Tomorrow we'll see several interesting fights at least in five games. It is very likely that in the remaining games White will succeed in scoring other victories and thus and finishing the match tomorrow, but it is clear that the third round will produce quite a lot of tiebreaks.

All pictures by Eugeny Atarov for the official World Cup web site

About the author

Dorian Rogozenko was born on 18.08.1973 in Kishinev, Moldova. He has been a grandmaster since 1995 and played several Olympiads for Moldova, and then for Romania.

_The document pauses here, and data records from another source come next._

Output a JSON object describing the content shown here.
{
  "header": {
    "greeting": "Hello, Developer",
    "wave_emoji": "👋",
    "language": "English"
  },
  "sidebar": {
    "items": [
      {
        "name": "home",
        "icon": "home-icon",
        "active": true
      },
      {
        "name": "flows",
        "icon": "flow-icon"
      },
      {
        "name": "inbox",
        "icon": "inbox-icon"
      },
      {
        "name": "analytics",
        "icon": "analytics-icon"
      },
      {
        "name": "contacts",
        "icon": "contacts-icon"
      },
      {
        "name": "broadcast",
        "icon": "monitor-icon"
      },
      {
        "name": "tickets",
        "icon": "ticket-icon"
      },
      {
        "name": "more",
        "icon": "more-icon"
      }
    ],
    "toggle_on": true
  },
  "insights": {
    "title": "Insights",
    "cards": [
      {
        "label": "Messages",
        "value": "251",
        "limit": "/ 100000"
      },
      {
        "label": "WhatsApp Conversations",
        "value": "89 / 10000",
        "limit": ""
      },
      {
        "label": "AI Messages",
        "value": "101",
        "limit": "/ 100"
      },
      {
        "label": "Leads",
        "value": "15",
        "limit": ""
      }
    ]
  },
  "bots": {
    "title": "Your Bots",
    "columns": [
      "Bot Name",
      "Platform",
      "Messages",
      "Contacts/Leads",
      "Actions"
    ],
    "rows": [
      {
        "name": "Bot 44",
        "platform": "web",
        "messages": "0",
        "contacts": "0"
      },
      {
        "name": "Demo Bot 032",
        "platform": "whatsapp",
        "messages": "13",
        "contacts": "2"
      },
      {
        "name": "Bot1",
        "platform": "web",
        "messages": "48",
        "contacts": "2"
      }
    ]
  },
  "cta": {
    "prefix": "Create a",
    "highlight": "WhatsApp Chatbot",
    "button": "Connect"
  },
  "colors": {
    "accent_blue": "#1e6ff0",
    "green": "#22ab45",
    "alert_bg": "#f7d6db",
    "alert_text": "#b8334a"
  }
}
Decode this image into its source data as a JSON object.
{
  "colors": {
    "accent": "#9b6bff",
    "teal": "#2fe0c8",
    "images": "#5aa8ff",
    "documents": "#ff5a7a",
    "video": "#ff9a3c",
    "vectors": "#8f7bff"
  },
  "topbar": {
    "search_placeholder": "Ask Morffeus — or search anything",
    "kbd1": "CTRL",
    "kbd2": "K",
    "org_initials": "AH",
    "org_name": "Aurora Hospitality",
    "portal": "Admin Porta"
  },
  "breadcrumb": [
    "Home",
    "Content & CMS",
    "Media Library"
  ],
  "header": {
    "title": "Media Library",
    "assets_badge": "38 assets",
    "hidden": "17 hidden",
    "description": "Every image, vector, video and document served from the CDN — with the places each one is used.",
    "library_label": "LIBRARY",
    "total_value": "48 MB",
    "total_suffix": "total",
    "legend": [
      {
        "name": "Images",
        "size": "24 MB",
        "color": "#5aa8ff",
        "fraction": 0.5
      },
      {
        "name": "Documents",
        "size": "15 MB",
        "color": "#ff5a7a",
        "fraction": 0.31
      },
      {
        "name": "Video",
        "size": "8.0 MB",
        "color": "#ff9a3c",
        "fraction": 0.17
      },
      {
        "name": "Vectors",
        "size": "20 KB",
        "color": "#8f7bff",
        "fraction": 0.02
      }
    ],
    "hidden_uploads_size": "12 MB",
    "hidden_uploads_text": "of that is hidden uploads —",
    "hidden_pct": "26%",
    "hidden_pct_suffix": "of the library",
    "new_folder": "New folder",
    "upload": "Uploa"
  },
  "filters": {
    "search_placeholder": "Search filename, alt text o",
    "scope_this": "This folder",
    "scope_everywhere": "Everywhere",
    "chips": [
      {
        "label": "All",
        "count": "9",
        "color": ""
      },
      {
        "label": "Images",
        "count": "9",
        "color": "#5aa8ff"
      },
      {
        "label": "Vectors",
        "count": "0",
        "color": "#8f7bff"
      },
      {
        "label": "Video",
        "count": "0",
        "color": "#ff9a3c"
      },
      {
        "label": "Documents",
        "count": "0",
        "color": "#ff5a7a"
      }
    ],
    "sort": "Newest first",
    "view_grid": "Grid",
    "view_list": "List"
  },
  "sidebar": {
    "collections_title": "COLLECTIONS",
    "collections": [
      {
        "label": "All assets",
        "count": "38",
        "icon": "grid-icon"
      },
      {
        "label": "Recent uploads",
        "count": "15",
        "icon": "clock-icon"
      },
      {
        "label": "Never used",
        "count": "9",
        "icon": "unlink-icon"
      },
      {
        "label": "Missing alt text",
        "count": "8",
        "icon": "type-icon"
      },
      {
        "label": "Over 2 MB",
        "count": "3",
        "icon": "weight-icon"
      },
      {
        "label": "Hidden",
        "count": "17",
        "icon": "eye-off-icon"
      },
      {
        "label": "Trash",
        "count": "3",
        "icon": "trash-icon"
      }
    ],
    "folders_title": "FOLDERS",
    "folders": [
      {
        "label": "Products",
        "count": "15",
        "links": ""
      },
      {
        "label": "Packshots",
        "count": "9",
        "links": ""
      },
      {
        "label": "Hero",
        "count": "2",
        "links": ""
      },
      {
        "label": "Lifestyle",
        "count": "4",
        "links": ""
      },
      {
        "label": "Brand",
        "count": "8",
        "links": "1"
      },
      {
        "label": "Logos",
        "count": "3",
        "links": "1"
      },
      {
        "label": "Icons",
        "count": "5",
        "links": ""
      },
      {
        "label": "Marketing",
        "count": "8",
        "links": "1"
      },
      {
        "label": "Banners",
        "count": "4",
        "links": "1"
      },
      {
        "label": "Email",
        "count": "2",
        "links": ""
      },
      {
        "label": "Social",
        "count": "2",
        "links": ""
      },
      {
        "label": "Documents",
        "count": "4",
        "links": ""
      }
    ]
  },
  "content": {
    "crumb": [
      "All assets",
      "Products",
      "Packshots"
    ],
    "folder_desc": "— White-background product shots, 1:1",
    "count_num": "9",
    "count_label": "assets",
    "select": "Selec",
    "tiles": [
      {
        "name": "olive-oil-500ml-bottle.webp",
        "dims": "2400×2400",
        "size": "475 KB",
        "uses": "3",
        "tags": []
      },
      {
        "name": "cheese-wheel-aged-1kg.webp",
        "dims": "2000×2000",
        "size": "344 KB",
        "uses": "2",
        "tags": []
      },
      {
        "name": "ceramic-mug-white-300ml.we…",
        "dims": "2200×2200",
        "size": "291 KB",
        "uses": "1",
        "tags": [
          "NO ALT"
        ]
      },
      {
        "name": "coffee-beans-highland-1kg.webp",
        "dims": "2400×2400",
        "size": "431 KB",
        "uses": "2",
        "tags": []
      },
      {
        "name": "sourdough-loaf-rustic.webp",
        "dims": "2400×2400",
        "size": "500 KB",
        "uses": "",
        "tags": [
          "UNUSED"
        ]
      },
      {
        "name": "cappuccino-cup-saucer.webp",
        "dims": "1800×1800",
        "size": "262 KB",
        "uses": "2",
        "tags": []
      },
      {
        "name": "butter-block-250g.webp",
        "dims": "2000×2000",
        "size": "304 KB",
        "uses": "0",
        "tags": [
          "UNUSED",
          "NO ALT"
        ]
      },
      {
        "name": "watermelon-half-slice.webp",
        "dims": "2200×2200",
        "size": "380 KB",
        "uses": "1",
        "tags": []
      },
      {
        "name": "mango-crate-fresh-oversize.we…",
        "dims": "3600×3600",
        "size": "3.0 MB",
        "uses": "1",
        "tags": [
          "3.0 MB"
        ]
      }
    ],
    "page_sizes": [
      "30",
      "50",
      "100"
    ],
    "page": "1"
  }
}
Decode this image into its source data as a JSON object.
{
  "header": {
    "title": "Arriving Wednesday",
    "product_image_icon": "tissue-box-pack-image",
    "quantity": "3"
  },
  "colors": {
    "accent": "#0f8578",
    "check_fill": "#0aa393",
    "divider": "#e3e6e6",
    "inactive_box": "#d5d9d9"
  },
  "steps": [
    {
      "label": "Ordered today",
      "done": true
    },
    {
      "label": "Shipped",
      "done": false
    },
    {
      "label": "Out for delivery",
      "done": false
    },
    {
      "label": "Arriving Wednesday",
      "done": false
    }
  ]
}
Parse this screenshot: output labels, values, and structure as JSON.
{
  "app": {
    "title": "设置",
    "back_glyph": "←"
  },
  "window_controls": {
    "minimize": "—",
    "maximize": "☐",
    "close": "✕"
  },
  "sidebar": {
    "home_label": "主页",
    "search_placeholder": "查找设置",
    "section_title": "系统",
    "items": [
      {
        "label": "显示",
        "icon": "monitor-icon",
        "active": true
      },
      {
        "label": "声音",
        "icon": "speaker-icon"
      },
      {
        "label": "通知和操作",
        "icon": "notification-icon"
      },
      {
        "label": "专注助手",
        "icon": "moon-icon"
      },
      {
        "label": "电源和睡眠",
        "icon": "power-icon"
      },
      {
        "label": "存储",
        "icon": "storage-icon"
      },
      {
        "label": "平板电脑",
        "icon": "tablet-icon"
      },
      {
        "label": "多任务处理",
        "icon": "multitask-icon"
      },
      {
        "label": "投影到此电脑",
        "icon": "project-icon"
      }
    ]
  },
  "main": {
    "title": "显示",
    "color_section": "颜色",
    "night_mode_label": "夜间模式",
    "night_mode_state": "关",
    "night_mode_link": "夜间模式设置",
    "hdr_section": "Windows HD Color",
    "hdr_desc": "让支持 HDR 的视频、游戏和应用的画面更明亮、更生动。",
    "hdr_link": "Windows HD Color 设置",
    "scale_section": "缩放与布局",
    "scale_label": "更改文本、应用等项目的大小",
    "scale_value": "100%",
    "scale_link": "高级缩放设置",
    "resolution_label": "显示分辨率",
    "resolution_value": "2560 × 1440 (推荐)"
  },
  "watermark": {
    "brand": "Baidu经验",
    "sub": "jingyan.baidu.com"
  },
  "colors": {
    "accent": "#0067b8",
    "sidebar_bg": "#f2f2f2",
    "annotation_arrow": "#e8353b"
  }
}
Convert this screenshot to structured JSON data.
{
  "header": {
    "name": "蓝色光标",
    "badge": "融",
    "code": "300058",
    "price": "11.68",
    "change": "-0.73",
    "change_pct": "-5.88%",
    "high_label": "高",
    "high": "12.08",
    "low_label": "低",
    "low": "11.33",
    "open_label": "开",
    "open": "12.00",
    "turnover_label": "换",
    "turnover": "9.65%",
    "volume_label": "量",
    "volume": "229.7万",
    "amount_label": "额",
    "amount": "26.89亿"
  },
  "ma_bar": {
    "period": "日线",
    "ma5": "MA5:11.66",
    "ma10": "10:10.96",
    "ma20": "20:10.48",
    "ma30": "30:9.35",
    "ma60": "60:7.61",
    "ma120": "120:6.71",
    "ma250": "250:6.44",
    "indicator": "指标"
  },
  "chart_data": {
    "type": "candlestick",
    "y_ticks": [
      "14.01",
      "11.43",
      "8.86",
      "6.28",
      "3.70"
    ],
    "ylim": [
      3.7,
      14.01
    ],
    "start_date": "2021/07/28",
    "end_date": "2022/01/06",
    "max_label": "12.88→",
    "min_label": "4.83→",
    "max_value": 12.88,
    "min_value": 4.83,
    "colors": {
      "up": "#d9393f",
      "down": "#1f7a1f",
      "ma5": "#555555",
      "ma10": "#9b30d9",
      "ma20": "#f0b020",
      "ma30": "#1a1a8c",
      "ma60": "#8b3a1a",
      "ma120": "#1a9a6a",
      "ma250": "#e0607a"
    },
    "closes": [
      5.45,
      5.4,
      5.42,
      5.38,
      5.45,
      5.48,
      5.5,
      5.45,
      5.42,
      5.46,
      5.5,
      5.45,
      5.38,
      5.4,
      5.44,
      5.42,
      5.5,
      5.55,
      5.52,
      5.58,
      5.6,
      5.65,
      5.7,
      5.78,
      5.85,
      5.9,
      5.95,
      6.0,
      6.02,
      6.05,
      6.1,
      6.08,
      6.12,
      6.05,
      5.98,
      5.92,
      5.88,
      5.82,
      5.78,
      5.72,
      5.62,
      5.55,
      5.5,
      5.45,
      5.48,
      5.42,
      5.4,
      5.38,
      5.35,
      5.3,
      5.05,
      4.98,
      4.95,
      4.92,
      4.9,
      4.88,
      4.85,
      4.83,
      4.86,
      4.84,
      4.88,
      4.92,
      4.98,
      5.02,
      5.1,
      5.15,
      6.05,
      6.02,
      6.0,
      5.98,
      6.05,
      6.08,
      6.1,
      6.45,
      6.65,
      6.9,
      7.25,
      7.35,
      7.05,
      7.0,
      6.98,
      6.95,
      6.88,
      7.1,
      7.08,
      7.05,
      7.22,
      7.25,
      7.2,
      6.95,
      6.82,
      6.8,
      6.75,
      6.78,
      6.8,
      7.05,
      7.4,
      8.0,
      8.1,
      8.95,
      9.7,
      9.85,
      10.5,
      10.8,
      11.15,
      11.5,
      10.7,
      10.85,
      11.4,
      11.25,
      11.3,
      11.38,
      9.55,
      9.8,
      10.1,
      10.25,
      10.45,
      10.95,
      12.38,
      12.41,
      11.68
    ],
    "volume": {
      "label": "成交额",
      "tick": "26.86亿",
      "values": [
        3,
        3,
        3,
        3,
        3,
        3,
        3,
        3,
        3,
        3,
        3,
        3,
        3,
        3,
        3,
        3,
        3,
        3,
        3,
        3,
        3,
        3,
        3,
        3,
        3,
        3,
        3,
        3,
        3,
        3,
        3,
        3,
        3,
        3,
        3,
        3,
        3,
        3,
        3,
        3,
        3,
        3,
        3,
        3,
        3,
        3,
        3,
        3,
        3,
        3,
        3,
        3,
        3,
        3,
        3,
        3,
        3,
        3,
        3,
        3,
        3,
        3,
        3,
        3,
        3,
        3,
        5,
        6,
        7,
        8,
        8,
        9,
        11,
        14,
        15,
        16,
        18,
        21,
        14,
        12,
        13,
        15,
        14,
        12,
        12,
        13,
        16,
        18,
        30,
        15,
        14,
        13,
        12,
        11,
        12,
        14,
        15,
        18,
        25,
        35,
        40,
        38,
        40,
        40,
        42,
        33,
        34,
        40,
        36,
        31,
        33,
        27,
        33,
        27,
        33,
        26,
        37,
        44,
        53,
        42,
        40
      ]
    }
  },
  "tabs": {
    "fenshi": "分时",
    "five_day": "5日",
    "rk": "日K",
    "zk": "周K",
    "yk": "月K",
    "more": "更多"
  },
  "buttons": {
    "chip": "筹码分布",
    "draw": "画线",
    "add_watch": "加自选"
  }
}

Rogozenko has produced several CDs for ChessBase, and two chess books. He is the editor-in-chief of the Romanian chess magazine Gambit (since 2002).


Reports about chess: tournaments, championships, portraits, interviews, World Championships, product launches and more.


Rules for reader comments


Not registered yet? Register